Material provided:
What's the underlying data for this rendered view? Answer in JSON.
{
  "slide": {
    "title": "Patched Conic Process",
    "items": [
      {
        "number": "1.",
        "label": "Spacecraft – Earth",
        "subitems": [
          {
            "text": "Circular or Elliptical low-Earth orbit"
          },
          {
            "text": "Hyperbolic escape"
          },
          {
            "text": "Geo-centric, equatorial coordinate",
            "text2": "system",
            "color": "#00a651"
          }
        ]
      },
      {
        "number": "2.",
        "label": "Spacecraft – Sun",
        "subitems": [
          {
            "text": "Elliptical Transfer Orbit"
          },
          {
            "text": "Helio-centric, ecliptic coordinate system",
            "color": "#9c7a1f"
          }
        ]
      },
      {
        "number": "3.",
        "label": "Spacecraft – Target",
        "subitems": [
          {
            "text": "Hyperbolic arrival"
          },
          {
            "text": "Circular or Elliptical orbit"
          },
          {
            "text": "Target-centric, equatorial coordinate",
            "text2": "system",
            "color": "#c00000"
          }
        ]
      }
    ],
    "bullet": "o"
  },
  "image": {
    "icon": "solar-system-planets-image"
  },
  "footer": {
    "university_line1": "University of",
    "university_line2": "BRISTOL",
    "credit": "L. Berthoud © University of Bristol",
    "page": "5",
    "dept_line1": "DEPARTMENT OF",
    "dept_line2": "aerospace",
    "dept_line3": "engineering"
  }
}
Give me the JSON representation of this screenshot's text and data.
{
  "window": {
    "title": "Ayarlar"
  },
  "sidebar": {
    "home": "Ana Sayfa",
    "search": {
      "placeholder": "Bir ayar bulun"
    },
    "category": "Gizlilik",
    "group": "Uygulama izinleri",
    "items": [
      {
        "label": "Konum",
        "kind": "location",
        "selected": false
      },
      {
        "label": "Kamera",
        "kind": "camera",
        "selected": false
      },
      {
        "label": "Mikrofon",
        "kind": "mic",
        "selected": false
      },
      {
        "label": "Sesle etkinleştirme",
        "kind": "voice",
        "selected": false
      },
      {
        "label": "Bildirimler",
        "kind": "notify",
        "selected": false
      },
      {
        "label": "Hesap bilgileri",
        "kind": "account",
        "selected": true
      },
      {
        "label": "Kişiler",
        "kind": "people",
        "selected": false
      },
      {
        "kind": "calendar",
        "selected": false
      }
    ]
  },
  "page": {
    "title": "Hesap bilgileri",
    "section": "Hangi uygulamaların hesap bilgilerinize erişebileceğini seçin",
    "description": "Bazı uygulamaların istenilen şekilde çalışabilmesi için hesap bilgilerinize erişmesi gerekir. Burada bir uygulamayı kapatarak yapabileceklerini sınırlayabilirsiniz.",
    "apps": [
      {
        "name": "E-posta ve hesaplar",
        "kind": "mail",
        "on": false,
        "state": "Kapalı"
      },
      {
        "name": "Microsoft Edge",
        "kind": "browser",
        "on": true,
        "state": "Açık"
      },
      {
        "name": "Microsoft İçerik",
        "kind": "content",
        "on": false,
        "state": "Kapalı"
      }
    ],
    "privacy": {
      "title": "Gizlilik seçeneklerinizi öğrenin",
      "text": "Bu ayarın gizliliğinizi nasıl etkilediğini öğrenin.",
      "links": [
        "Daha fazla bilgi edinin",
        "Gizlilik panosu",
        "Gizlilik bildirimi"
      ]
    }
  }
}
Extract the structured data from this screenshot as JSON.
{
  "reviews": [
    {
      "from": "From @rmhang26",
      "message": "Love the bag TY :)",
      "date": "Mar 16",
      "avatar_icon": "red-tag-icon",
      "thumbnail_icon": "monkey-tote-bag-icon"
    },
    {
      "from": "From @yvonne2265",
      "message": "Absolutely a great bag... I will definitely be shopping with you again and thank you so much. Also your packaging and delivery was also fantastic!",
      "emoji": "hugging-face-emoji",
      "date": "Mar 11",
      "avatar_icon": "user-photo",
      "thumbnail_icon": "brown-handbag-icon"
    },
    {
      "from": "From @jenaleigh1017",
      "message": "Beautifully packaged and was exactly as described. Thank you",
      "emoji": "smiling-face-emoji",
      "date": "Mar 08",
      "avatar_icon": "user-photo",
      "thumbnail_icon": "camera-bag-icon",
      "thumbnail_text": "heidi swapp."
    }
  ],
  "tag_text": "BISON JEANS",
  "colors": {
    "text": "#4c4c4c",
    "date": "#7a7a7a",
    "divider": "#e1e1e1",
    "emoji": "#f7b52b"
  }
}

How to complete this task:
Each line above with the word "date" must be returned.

Output below:
      "date": "Mar 16",
      "date": "Mar 11",
      "date": "Mar 08",
    "date": "#7a7a7a",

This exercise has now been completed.